Using the viewfinder grid to frame one section of the photo.
The nine pictures were all taken by choosing a different section of the frame to compose within.
For the original original shot I used the bottom centre box to compose my image within a frame. The varied vertical lines within the image produce a pleasing uniformity in the close image and the spire flanked by the bigger buildings in the foreground helps to draw the eye in. In comparison, looking at the full image, the composition has by chance still worked in drawing the eye to the church spire. Perhaps as this is in the centre on the image, this approach has worked.

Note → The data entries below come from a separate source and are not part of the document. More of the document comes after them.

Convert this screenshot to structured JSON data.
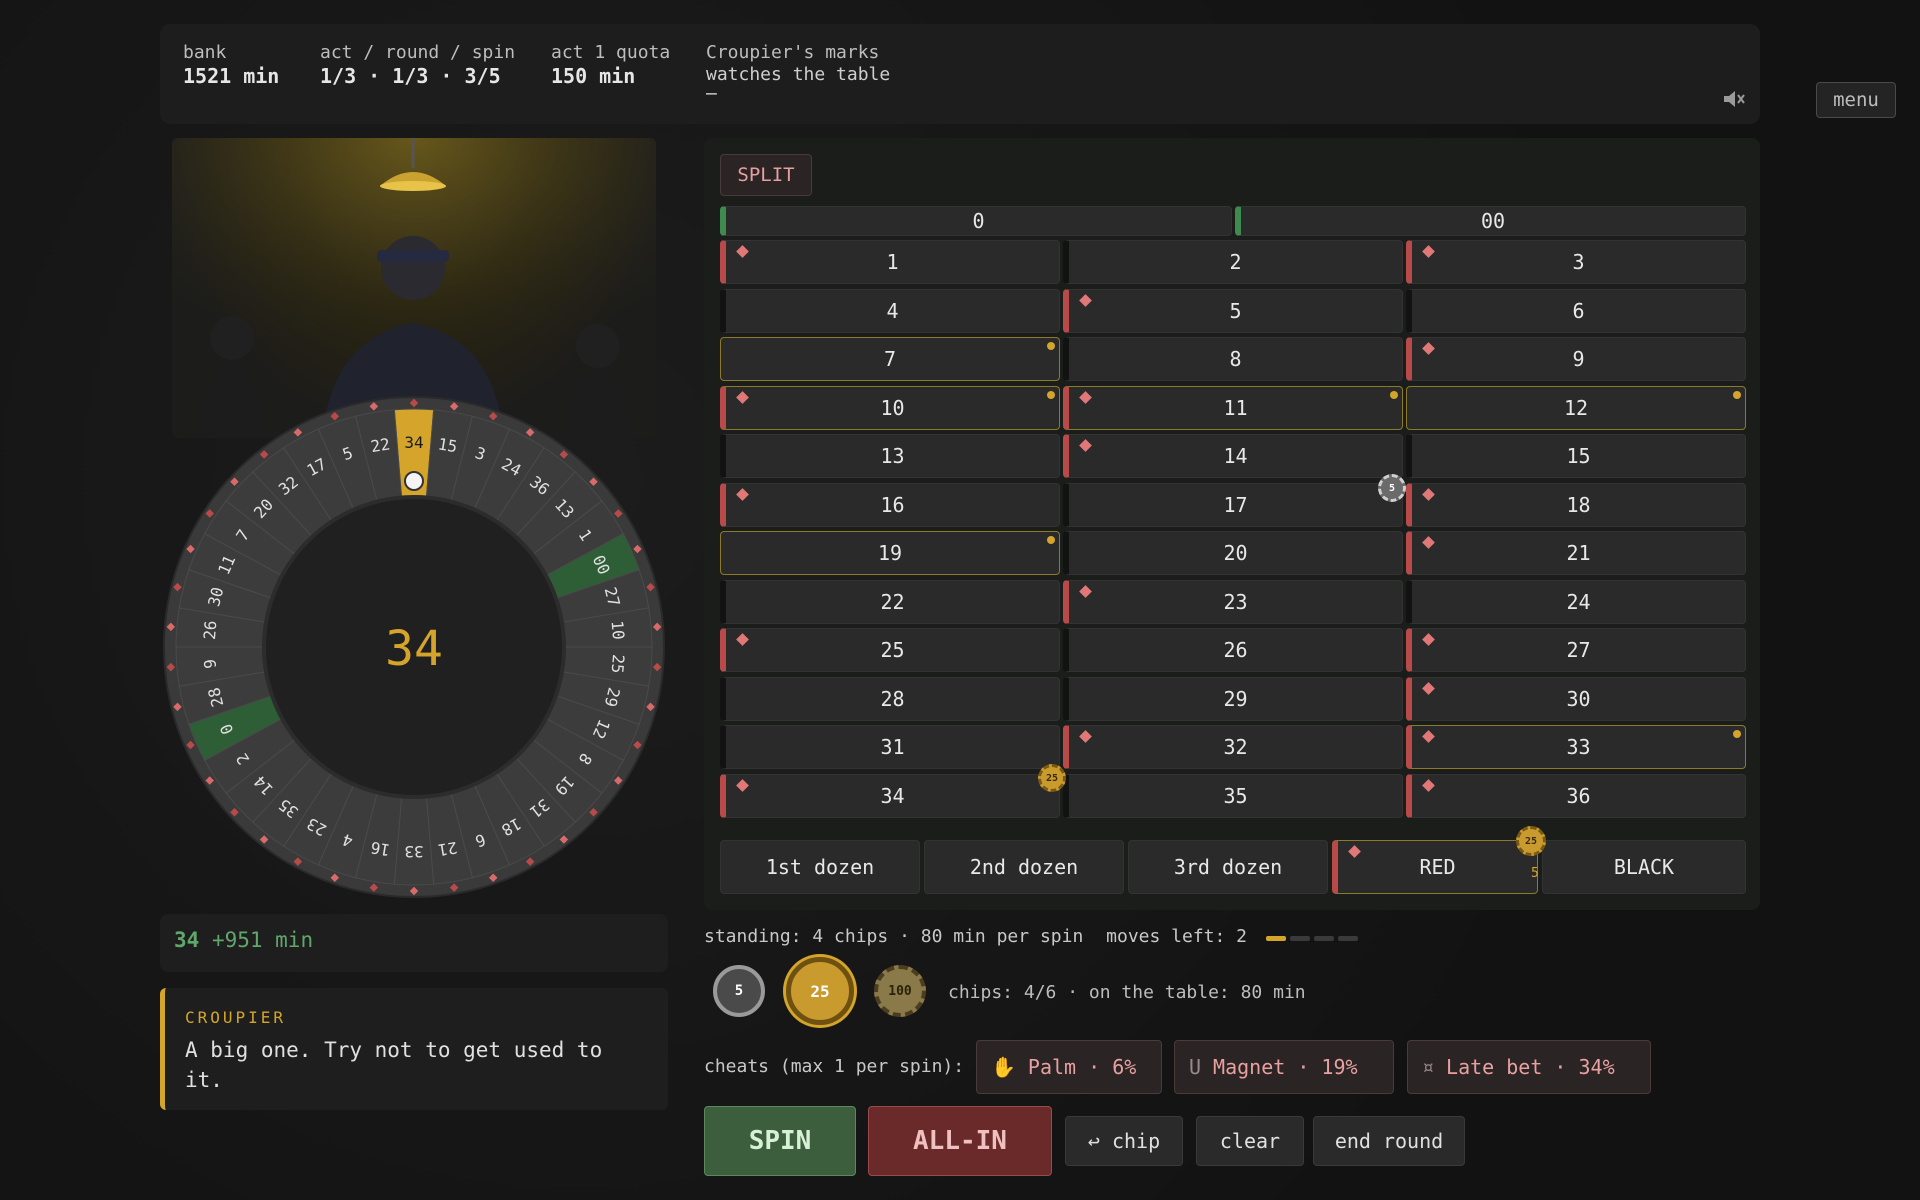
{
  "topbar": {
    "bank_label": "bank",
    "bank_value": "1521 min",
    "progress_label": "act / round / spin",
    "progress_value": "1/3 · 1/3 · 3/5",
    "quota_label": "act 1 quota",
    "quota_value": "150 min",
    "marks_label": "Croupier's marks",
    "marks_value": "watches the table",
    "marks_dash": "—",
    "sound_icon": "speaker-muted-icon",
    "menu_label": "menu"
  },
  "wheel": {
    "result": "34",
    "numbers": [
      "34",
      "15",
      "3",
      "24",
      "36",
      "13",
      "1",
      "00",
      "27",
      "10",
      "25",
      "29",
      "12",
      "8",
      "19",
      "31",
      "18",
      "6",
      "21",
      "33",
      "16",
      "4",
      "23",
      "35",
      "14",
      "2",
      "0",
      "28",
      "9",
      "26",
      "30",
      "11",
      "7",
      "20",
      "32",
      "17",
      "5",
      "22"
    ],
    "greens": [
      "0",
      "00"
    ],
    "highlight": "34"
  },
  "result": {
    "number": "34",
    "gain": "+951 min"
  },
  "croupier": {
    "name": "CROUPIER",
    "line": "A big one. Try not to get used to it."
  },
  "board": {
    "mode": "SPLIT",
    "zero": "0",
    "double_zero": "00",
    "reds": [
      1,
      3,
      5,
      9,
      10,
      11,
      14,
      16,
      18,
      21,
      23,
      25,
      27,
      30,
      32,
      33,
      34,
      36
    ],
    "hot": [
      7,
      10,
      11,
      12,
      19,
      33
    ],
    "rows": [
      [
        "1",
        "2",
        "3"
      ],
      [
        "4",
        "5",
        "6"
      ],
      [
        "7",
        "8",
        "9"
      ],
      [
        "10",
        "11",
        "12"
      ],
      [
        "13",
        "14",
        "15"
      ],
      [
        "16",
        "17",
        "18"
      ],
      [
        "19",
        "20",
        "21"
      ],
      [
        "22",
        "23",
        "24"
      ],
      [
        "25",
        "26",
        "27"
      ],
      [
        "28",
        "29",
        "30"
      ],
      [
        "31",
        "32",
        "33"
      ],
      [
        "34",
        "35",
        "36"
      ]
    ],
    "outside": [
      "1st dozen",
      "2nd dozen",
      "3rd dozen",
      "RED",
      "BLACK"
    ],
    "chips_on_board": [
      {
        "value": "5"
      },
      {
        "value": "25"
      },
      {
        "value": "25",
        "count": "5"
      }
    ]
  },
  "status": {
    "standing": "standing: 4 chips · 80 min per spin",
    "moves_left": "moves left: 2",
    "moves_total": 4,
    "moves_used": 1
  },
  "chips": {
    "denoms": [
      "5",
      "25",
      "100"
    ],
    "selected": "25",
    "info": "chips: 4/6 · on the table: 80 min"
  },
  "cheats": {
    "label": "cheats (max 1 per spin):",
    "items": [
      {
        "icon": "hand-icon",
        "label": "Palm · 6%"
      },
      {
        "icon": "magnet-icon",
        "label": "Magnet · 19%"
      },
      {
        "icon": "bug-icon",
        "label": "Late bet · 34%"
      }
    ]
  },
  "actions": {
    "spin": "SPIN",
    "allin": "ALL-IN",
    "undo": "↩ chip",
    "clear": "clear",
    "end": "end round"
  },
  "colors": {
    "gold": "#d4a52a",
    "red": "#b84a4a",
    "green": "#3f8a4f",
    "win_text": "#5fa86a"
  }
}
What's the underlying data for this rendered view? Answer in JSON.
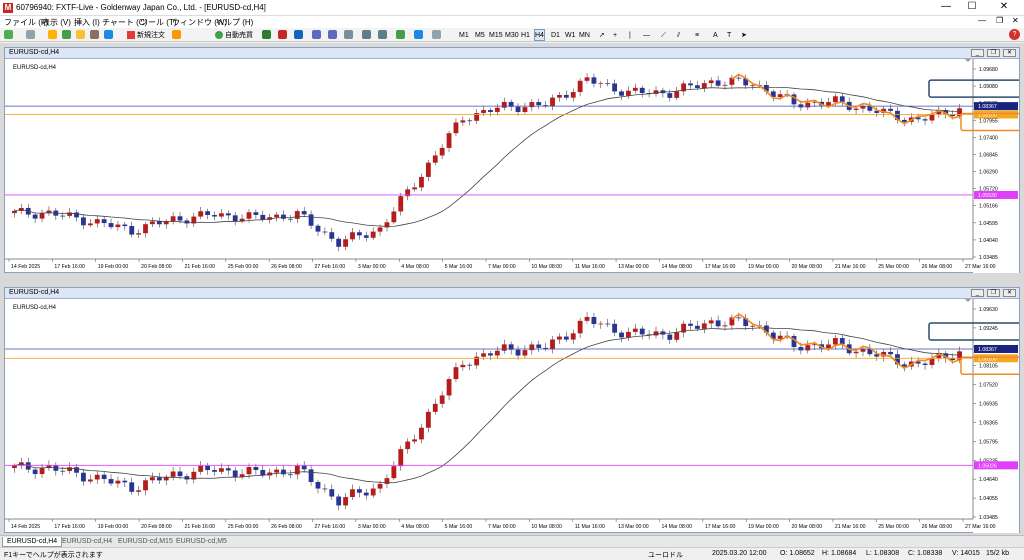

This time the face of the statue was the focus, framing it in the left central box of the viewfinder. In the cropped version the moving water and background architecture provide a soft contrast to the defined sculptural lines. The omission of some of the whole sculpture shape leaves the eye wanting to discover more. The full frame image provides this, but also loses something by excluding the edge of the water feature.
The silhouetted horse and rider statue was the focus for the top central box. The choice of shape was really too larger for the box and lost something in the crop. Interestingly the full frame image worked well – with an element of symmetry in the skyline either side of the central image.
Formalism: prioritisation of concern with form rather than content. Focus on composition and the material nature of any specific medium (Wells, 2009, p347)
Select six images that work individually as compositions and also together as a set. Present them as a single composite image.
Working on the definition of formalism as focusing on form rather than context I revisited one of my favourite themes – abstracting aspects of the urban environment. I am drawn to the different representations of line, shape, angles, textures etc in architectural design. I kept my iso on 250 and used the prime 85m lens with a fstop on 1.8 with a fast shutter speed – 1/320 – 1/1250 depending on the light. This gave a brightness to the images and ensured close cropping wasn’t required to ensure the correct elements were abstracted. In putting together the images as a composite there was a strong temptation to use black and white versions to ensure they complemented each other well. However due to the muted tones and the geometric nature of the images they seem to work well as a set without this.
Project 3- Surface and Depth
Research point – commentary on reviews by Campany and Colberg of the Thomas Ruff publication – ‘jpegs’
Thomas Ruff is not a photographer/artist that I had encountered before. In first reading these two reviews on his ‘jpegs’ project I had a few doubts as to how much value I would put in the process, and final result, of this project.
My initial issue with his work was the acquisition of images from the internet to create his own distorted piece of art.
On reading Campany’s review of this project, he points out that many art forms have taken the approach of manipulating ‘found objects’ to create an alternative view on the subject matter. He cites the work of Warhol, Donald Judd and Carl Andre, the installations of Sol Lewitt and Hanne Darboven and the photo work of Christian Boltanksi and Bernd & Hilla Becher within Pop, Minimalism and Conceptualism. He also referenced movements such as Dadism, surrealism and cubism in the use of archived photography.
It should be noted that Ruff uses his own images as well as those found from internet searches.
My other personal issue with the manipulated images within the ‘jpegs’ project was what is being added to the images in terms of artistic aesthetics to the works.
Campany’s reflection on the importance of ‘grain’ in photography during the pre-digital age and the relationship this has with manipulating pixels raises the question of how this approach to creating a new artistic image through a found image opens up a world of possibilities in terms of creating a new movement in aesthetics.
The other interesting point is the importance of how Ruff’s ‘jpegs’ is viewed. In Colberg’s review he talks about the difference between viewing the images in the book and how the impact of the larger reproductions on the gallery wall was lessened because the ‘amount of detail in the images was actually not large enough to justify the sizes shown in the gallery.’ Campany stressed the importance of not viewing the images digitally but as printed matter.